For each entry that follows, write out an identical copy.
:: SUPPLIED DATA
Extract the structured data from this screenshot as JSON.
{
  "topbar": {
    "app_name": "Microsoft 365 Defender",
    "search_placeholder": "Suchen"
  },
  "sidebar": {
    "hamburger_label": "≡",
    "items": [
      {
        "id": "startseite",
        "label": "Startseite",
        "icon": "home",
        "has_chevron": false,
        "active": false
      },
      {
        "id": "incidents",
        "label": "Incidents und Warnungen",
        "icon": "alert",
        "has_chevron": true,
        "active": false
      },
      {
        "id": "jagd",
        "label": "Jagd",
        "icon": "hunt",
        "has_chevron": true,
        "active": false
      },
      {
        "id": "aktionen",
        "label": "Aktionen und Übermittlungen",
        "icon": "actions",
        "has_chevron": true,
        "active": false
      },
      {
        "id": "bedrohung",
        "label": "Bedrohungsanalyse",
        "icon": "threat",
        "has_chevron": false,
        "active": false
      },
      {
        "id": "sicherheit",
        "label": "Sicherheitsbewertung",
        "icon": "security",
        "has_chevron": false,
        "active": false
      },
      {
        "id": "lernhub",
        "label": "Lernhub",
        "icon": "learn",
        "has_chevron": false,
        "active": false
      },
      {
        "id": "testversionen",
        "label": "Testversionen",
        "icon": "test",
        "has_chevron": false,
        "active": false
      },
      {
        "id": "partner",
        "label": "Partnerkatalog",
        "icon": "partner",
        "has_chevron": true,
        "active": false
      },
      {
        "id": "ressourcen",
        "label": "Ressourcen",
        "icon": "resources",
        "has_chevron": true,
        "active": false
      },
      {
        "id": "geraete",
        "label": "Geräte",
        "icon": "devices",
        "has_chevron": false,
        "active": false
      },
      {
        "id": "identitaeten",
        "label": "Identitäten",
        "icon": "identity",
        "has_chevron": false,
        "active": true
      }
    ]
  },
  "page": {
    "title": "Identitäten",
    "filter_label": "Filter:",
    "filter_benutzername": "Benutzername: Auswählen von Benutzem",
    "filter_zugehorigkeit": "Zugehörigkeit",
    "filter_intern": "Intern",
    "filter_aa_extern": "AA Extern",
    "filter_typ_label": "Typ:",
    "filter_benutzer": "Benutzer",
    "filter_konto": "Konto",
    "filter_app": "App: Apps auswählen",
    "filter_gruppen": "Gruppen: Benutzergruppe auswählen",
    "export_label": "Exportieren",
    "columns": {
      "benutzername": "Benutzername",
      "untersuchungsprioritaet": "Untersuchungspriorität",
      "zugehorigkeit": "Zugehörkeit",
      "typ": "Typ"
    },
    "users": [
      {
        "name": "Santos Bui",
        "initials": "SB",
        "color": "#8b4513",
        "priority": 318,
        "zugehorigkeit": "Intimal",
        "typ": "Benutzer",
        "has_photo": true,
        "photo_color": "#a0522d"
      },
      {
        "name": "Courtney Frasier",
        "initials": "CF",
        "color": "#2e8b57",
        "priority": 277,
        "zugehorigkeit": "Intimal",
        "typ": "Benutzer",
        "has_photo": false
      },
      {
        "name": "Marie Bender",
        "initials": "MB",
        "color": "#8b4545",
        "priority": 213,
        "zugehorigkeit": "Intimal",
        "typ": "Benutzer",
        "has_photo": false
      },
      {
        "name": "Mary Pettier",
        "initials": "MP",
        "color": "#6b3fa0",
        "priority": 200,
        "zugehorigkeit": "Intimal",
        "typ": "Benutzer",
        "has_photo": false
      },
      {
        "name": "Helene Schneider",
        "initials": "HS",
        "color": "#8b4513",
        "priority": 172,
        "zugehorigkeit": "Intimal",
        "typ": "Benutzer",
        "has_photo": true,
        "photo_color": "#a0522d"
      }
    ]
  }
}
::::
## REPLY TO THE EXERCISE
Extract the structured data from this screenshot as JSON.
{
  "topbar": {
    "app_name": "Microsoft 365 Defender",
    "search_placeholder": "Suchen"
  },
  "sidebar": {
    "hamburger_label": "≡",
    "items": [
      {
        "id": "startseite",
        "label": "Startseite",
        "icon": "home",
        "has_chevron": false,
        "active": false
      },
      {
        "id": "incidents",
        "label": "Incidents und Warnungen",
        "icon": "alert",
        "has_chevron": true,
        "active": false
      },
      {
        "id": "jagd",
        "label": "Jagd",
        "icon": "hunt",
        "has_chevron": true,
        "active": false
      },
      {
        "id": "aktionen",
        "label": "Aktionen und Übermittlungen",
        "icon": "actions",
        "has_chevron": true,
        "active": false
      },
      {
        "id": "bedrohung",
        "label": "Bedrohungsanalyse",
        "icon": "threat",
        "has_chevron": false,
        "active": false
      },
      {
        "id": "sicherheit",
        "label": "Sicherheitsbewertung",
        "icon": "security",
        "has_chevron": false,
        "active": false
      },
      {
        "id": "lernhub",
        "label": "Lernhub",
        "icon": "learn",
        "has_chevron": false,
        "active": false
      },
      {
        "id": "testversionen",
        "label": "Testversionen",
        "icon": "test",
        "has_chevron": false,
        "active": false
      },
      {
        "id": "partner",
        "label": "Partnerkatalog",
        "icon": "partner",
        "has_chevron": true,
        "active": false
      },
      {
        "id": "ressourcen",
        "label": "Ressourcen",
        "icon": "resources",
        "has_chevron": true,
        "active": false
      },
      {
        "id": "geraete",
        "label": "Geräte",
        "icon": "devices",
        "has_chevron": false,
        "active": false
      },
      {
        "id": "identitaeten",
        "label": "Identitäten",
        "icon": "identity",
        "has_chevron": false,
        "active": true
      }
    ]
  },
  "page": {
    "title": "Identitäten",
    "filter_label": "Filter:",
    "filter_benutzername": "Benutzername: Auswählen von Benutzem",
    "filter_zugehorigkeit": "Zugehörigkeit",
    "filter_intern": "Intern",
    "filter_aa_extern": "AA Extern",
    "filter_typ_label": "Typ:",
    "filter_benutzer": "Benutzer",
    "filter_konto": "Konto",
    "filter_app": "App: Apps auswählen",
    "filter_gruppen": "Gruppen: Benutzergruppe auswählen",
    "export_label": "Exportieren",
    "columns": {
      "benutzername": "Benutzername",
      "untersuchungsprioritaet": "Untersuchungspriorität",
      "zugehorigkeit": "Zugehörkeit",
      "typ": "Typ"
    },
    "users": [
      {
        "name": "Santos Bui",
        "initials": "SB",
        "color": "#8b4513",
        "priority": 318,
        "zugehorigkeit": "Intimal",
        "typ": "Benutzer",
        "has_photo": true,
        "photo_color": "#a0522d"
      },
      {
        "name": "Courtney Frasier",
        "initials": "CF",
        "color": "#2e8b57",
        "priority": 277,
        "zugehorigkeit": "Intimal",
        "typ": "Benutzer",
        "has_photo": false
      },
      {
        "name": "Marie Bender",
        "initials": "MB",
        "color": "#8b4545",
        "priority": 213,
        "zugehorigkeit": "Intimal",
        "typ": "Benutzer",
        "has_photo": false
      },
      {
        "name": "Mary Pettier",
        "initials": "MP",
        "color": "#6b3fa0",
        "priority": 200,
        "zugehorigkeit": "Intimal",
        "typ": "Benutzer",
        "has_photo": false
      },
      {
        "name": "Helene Schneider",
        "initials": "HS",
        "color": "#8b4513",
        "priority": 172,
        "zugehorigkeit": "Intimal",
        "typ": "Benutzer",
        "has_photo": true,
        "photo_color": "#a0522d"
      }
    ]
  }
}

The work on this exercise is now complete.